- The whole of a contract should be taken together, so as to give effect to every part, if reasonably practicable, with each clause helping to interpret the other. Civil Code § 1641
- Several contracts relating to the same matters, between the same parties, and made as part or parts of substantially one transaction, are to be taken together. Civil Code § 1642
- A contract may be explained by reference to the circumstances under which it was made, and the matter to which it relates. Civil Code § 1647
- No matter how broad a contract is, it extends only to those things the parties intended to contract. Civil Code § 1648
- Inconsistencies in a contract must be reconciled, if possible, by an interpretation that will give some effect to the inconsistent clauses, subordinate to the general intent and purpose of the whole contract. Civil Code § 1652
Interpreting Specific Contract Language

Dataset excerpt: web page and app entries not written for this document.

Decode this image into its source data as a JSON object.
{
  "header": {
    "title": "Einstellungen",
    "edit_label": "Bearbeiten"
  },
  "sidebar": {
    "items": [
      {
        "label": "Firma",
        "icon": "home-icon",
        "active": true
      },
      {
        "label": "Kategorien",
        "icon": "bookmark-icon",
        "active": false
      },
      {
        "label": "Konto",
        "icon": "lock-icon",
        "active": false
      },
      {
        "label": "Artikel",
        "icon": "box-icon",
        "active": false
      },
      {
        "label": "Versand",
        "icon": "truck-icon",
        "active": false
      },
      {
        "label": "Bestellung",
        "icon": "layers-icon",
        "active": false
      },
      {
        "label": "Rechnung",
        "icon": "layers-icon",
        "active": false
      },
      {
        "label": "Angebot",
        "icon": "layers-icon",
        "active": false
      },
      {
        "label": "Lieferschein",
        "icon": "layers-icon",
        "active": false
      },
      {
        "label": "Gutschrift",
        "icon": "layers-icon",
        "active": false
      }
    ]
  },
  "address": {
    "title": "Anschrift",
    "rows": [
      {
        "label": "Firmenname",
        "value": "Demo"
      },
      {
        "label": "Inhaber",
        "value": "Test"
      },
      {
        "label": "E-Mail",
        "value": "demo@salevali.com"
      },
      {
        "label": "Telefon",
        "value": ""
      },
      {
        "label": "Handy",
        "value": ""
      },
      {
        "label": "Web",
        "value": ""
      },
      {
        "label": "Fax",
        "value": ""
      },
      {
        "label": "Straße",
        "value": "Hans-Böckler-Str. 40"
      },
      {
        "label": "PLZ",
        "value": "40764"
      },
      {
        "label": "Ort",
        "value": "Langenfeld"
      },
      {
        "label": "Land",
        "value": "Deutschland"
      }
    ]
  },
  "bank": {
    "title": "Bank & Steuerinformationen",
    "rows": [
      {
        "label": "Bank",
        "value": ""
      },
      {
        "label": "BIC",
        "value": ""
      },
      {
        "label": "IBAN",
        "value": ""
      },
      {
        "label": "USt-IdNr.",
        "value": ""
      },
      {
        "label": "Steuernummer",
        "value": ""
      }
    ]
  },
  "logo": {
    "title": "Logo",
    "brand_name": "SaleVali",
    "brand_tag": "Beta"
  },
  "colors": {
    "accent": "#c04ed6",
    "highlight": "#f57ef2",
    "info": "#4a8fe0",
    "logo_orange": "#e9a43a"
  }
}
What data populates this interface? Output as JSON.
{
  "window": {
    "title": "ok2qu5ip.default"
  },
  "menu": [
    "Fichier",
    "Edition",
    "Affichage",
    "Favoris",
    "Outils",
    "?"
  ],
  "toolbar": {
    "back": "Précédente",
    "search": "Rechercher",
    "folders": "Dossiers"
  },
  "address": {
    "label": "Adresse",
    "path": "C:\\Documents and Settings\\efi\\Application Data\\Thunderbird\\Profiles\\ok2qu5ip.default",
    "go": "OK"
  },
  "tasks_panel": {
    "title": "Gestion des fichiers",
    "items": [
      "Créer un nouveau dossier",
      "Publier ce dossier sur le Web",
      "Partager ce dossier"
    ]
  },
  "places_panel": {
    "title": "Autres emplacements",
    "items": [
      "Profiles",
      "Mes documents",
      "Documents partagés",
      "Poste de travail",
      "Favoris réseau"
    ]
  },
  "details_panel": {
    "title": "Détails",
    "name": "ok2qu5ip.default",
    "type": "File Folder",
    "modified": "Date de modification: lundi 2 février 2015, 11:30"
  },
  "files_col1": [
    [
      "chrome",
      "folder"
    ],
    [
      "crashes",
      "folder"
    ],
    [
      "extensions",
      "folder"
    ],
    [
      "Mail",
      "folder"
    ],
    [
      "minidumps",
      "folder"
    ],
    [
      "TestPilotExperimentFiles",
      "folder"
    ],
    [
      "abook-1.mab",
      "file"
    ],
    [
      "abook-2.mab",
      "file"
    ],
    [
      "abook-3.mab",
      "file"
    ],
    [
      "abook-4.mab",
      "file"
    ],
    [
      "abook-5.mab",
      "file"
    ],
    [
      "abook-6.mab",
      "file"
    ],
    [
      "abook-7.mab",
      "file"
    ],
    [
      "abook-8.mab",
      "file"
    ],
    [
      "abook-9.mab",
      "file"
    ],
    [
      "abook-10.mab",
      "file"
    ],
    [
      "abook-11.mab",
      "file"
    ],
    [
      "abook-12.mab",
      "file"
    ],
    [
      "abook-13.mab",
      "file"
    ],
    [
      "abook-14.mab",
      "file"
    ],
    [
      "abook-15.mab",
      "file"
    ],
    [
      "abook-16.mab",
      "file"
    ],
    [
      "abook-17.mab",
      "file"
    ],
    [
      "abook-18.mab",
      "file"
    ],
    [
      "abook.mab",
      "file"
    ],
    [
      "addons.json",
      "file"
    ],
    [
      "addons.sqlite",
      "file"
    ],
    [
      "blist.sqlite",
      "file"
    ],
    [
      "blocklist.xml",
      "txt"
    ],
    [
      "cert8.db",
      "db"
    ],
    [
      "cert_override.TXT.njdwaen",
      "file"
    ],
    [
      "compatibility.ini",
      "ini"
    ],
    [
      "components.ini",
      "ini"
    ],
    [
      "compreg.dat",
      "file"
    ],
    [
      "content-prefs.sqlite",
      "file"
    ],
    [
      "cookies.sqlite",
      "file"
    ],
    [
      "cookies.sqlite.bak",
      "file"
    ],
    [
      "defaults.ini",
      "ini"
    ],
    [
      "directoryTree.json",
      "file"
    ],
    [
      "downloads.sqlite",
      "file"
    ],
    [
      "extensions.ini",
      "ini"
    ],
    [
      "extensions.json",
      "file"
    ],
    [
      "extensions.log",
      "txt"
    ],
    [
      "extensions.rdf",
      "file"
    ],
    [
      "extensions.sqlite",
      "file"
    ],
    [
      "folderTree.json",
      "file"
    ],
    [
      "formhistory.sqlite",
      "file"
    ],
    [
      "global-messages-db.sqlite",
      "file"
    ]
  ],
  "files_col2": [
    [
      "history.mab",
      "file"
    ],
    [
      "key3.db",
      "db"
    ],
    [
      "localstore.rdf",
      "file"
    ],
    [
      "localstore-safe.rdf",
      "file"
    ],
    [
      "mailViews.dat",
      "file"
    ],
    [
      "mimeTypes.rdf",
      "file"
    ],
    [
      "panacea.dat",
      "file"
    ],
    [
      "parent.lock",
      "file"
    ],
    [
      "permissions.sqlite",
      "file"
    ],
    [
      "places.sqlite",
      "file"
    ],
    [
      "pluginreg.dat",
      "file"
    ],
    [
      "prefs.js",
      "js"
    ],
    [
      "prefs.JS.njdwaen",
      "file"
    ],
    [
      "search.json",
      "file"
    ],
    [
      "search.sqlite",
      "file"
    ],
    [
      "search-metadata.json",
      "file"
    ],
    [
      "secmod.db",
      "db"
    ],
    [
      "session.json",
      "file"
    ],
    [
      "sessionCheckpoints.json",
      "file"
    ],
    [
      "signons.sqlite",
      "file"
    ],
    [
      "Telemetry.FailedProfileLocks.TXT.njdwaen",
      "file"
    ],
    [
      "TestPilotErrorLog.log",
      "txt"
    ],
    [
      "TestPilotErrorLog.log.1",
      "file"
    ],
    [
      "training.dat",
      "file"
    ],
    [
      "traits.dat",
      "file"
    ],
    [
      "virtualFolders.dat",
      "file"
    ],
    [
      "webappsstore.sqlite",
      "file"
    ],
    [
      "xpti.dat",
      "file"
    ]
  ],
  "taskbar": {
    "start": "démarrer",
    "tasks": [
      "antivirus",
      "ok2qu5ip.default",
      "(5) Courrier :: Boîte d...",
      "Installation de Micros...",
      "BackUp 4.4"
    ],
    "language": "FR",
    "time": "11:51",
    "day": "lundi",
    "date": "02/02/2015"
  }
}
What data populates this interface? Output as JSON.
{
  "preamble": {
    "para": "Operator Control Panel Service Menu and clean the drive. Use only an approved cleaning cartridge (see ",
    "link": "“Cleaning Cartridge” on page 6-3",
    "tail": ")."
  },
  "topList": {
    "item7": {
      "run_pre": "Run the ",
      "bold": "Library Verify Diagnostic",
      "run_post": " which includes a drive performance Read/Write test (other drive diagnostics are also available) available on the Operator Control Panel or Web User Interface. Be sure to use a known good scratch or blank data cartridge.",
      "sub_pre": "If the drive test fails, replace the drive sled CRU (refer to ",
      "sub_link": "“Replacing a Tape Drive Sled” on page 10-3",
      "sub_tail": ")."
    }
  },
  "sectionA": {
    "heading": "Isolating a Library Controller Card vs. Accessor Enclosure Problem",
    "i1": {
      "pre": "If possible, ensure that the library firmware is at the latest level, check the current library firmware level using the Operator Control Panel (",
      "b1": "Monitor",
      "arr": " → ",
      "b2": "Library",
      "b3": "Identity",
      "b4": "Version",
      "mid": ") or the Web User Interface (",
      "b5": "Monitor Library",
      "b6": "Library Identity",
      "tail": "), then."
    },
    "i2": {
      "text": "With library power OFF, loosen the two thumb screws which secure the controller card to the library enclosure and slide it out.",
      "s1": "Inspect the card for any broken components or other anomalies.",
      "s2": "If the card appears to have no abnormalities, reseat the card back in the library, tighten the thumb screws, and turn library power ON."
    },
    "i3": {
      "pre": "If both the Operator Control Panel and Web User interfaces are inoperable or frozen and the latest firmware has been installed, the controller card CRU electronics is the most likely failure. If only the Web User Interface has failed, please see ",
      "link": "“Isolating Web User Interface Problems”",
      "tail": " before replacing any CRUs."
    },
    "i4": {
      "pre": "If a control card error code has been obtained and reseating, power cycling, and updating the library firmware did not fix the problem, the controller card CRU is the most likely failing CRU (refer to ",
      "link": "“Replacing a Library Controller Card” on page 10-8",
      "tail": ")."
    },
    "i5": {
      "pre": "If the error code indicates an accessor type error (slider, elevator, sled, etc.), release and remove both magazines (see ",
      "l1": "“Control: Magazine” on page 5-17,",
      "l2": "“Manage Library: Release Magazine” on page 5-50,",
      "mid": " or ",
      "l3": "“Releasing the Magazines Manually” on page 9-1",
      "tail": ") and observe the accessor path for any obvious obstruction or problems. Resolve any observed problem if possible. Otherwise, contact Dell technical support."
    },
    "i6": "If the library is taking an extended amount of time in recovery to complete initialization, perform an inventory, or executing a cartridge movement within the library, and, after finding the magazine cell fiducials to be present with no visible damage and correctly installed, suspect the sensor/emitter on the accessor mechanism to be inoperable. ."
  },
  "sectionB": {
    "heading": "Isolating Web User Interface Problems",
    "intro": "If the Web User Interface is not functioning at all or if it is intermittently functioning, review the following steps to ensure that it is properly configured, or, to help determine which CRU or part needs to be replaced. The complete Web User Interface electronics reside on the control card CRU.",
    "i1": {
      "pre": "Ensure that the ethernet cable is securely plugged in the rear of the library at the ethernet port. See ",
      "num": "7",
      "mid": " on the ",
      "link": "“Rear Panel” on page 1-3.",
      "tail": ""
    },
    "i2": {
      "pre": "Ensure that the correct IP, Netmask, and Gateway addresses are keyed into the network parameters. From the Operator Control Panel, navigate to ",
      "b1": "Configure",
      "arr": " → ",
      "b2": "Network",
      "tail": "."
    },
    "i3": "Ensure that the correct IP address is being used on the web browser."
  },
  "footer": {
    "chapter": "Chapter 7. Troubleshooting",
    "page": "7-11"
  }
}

- Contract language should be understood in an ordinary and popular sense, not in its strict legal meaning. The exception to this is when parties use words meant to be taken in a technical sense. For example, construction contracts often use language that references published trade standards, which can be used to interpret the contract. Civil Code § 1644
- Technical words should be interpreted as usually understood by individuals in the profession or business to which they relate, unless clearly used in a different sense. Civil Code § 1645
- Contract words that are wholly inconsistent with a contract’s nature, or with the main intention of the parties, are to be rejected. Civil Code § 1653
If you have any questions about ambiguous or conflicting terms in a contract, consult with an experienced attorney. Ezer Williamson Law provides a wide range of both transactional and litigation services to individuals and businesses. We have successfully prosecuted and defended various types of business, real estate, construction and property claims. Contact us at (310) 277-7747 to see how we can help you with your business, real estate or construction law needs.